ISIS is benefitting on the ground from Russia’s intervention as most of the Russian strikes have been directed at what are known as Islamist factions and the moderate opposition, including groups trained by the United States. In the words of Abu Walid, a field commander on the north Aleppo front:

 

“Russia has done a great service to ISIS. ISIS fears the Islamist factions more than Assad, as fighting the latter shows that the group is conducting a legitimate jihad. Also, unlike the rebels, Assad’s troops don’t have the necessary combat doctrine to fight ISIS.”

 

So, the Russian strikes, as they are currently being carried out, weaken rebel factions but not ISIS. As Turkish Prime Minister Ahmet Davutoglu said: “The Russian strikes target the moderate opposition, they do not target ISIS.”

 

ISIS’s great hope is that the rebels will be defeated in the new confrontation. Abu Muslim says, “all that will be left in Syria is two camps: the camp of belief represented by the caliphate state and the camp of heresy represented by the Nusayri (Alawite) regime, which is supported by the forces of heresy. The mujahideen must shorten the road, end the shedding of blood and pledge allegiance to the caliphate to defend the Muslims and mend the banner of Islam.” ISIS is doing its utmost to convince the street that it is seeking to destroy Assad, while the ‘apostates’ (the rebels), according to Abu Muslim, are acting as a shield between the group and “the areas and strongholds of the Nusayris.”

 

ISIS has taken advantage of Russia’s intervention through military operations in which it seized eight important rebel-held areas to the north of Aleppo in one night: the Infantry Military College, the Juvenile Prison and the Free Zone, as well as a number of villages including Fafin, Tel Qarah, Tel Susayn and Maarata. Some of these locations border regime-controlled areas, but despite this there has been no friction or clashes between the two sides. Near-certain news is emerging from inside the group that it intends carry out a large military operation to swallow northern rural Aleppo whole, and to prepare for this it has employed a policy of car-bombing.

 

The Russian Air Force has contributed to the latest ISIS advance because the fear of a mid-air collision has forced down the rate of international coalition strikes. This has enabled ISIS to seize the moment and achieve an advance. Conversely, the group fears that Russian air support for Assad may lead to the lifting of the siege on Kuweires Air Base. “Fierce clashes, which have taken on a back-and-fourth nature, are currently underway between ISIS and regime troops with Russian air support on the Sabihiya front. Control over the area has shifted from one side to the other several times,” says Youssef, an Ahrar al-Sham fighter in southern Aleppo. “If the siege on Kweiris is lifted it will be a setback for the group because the regime is trying to expand towards the city of Al-Bab, the group’s commercial center.”

 

Whatever excuses may have been used to justify Russia’s intervention, the information on the ground shows that the group has expanded and taken control of new areas, and it has also regained some of its legitimacy. The Russian strikes, if they continue as they are, will strengthen both the Syrian regime and ISIS, and weaken the national opposition. This in turn will lengthen the war and make any solution in the foreseeable future impossible.

 

This article has been translated from the original Arabic by Ullin Hope.

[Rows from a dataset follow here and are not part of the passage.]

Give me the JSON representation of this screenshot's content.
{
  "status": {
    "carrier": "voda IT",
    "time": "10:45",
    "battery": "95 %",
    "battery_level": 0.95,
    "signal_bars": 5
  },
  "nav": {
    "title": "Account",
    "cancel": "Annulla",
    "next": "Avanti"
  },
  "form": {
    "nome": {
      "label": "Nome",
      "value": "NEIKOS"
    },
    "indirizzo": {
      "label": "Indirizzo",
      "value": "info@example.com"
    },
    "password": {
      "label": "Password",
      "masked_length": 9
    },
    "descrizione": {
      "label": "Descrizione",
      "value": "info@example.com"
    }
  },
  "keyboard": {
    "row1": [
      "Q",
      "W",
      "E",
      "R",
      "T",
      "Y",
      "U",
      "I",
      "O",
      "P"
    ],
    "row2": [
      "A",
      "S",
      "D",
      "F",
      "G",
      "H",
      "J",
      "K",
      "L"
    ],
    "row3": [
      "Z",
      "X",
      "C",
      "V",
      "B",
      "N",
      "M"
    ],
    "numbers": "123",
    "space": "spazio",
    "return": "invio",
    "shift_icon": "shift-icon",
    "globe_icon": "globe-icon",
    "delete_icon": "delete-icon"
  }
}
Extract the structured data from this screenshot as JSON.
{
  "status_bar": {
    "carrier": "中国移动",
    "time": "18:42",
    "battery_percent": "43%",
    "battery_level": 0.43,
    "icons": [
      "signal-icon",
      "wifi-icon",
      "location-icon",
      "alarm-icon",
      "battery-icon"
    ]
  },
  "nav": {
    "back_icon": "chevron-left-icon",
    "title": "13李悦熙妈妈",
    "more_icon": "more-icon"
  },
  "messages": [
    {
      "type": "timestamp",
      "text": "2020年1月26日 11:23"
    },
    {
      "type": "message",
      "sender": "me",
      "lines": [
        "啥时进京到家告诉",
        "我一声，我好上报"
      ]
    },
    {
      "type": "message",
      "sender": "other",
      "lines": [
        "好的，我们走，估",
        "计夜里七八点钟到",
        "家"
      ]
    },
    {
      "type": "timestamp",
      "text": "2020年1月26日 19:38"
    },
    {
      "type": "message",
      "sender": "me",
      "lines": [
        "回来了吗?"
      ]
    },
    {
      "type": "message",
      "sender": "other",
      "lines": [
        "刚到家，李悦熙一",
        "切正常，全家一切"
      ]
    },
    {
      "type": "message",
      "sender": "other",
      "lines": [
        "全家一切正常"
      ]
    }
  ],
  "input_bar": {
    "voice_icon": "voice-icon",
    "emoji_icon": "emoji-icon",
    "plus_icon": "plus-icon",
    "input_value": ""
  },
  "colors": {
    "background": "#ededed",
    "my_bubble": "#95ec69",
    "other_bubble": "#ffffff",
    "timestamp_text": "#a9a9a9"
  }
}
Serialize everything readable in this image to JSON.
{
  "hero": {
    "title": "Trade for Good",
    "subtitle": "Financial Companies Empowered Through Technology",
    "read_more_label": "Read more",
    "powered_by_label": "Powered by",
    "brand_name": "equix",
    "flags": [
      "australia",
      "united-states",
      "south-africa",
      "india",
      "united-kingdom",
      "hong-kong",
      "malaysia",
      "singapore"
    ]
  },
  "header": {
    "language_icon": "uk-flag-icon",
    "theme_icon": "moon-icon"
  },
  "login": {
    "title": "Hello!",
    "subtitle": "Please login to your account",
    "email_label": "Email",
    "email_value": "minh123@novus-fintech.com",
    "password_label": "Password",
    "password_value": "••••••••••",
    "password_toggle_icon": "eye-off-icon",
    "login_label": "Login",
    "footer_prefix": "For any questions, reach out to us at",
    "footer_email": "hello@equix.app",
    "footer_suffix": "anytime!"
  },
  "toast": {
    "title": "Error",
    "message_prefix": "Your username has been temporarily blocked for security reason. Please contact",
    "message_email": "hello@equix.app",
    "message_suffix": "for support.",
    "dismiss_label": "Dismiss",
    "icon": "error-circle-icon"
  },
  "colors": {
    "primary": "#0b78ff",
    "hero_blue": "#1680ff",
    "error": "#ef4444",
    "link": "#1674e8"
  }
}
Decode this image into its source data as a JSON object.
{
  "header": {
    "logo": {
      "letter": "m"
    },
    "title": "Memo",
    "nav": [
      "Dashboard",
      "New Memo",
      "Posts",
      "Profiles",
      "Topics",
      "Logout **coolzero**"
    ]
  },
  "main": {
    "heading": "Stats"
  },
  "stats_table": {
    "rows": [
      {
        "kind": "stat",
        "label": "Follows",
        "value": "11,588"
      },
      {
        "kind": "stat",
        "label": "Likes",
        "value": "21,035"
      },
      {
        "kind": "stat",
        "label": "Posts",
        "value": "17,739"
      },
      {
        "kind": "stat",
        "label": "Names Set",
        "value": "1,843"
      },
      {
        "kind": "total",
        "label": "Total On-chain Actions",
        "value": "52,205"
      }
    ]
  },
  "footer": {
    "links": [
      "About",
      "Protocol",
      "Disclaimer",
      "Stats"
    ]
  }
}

Russian air force pilots and technicians checking a Russian Sukhoi Su-30 jet fighter at the Hmeimim airbase in the Syrian province of Latakia on 5 October 2015. (AFP/Pravda/Kots)

Russia has done a great service to ISIS. ISIS fears the Islamist factions more than Assad, as fighting the latter shows that the group is conducting a legitimate jihad."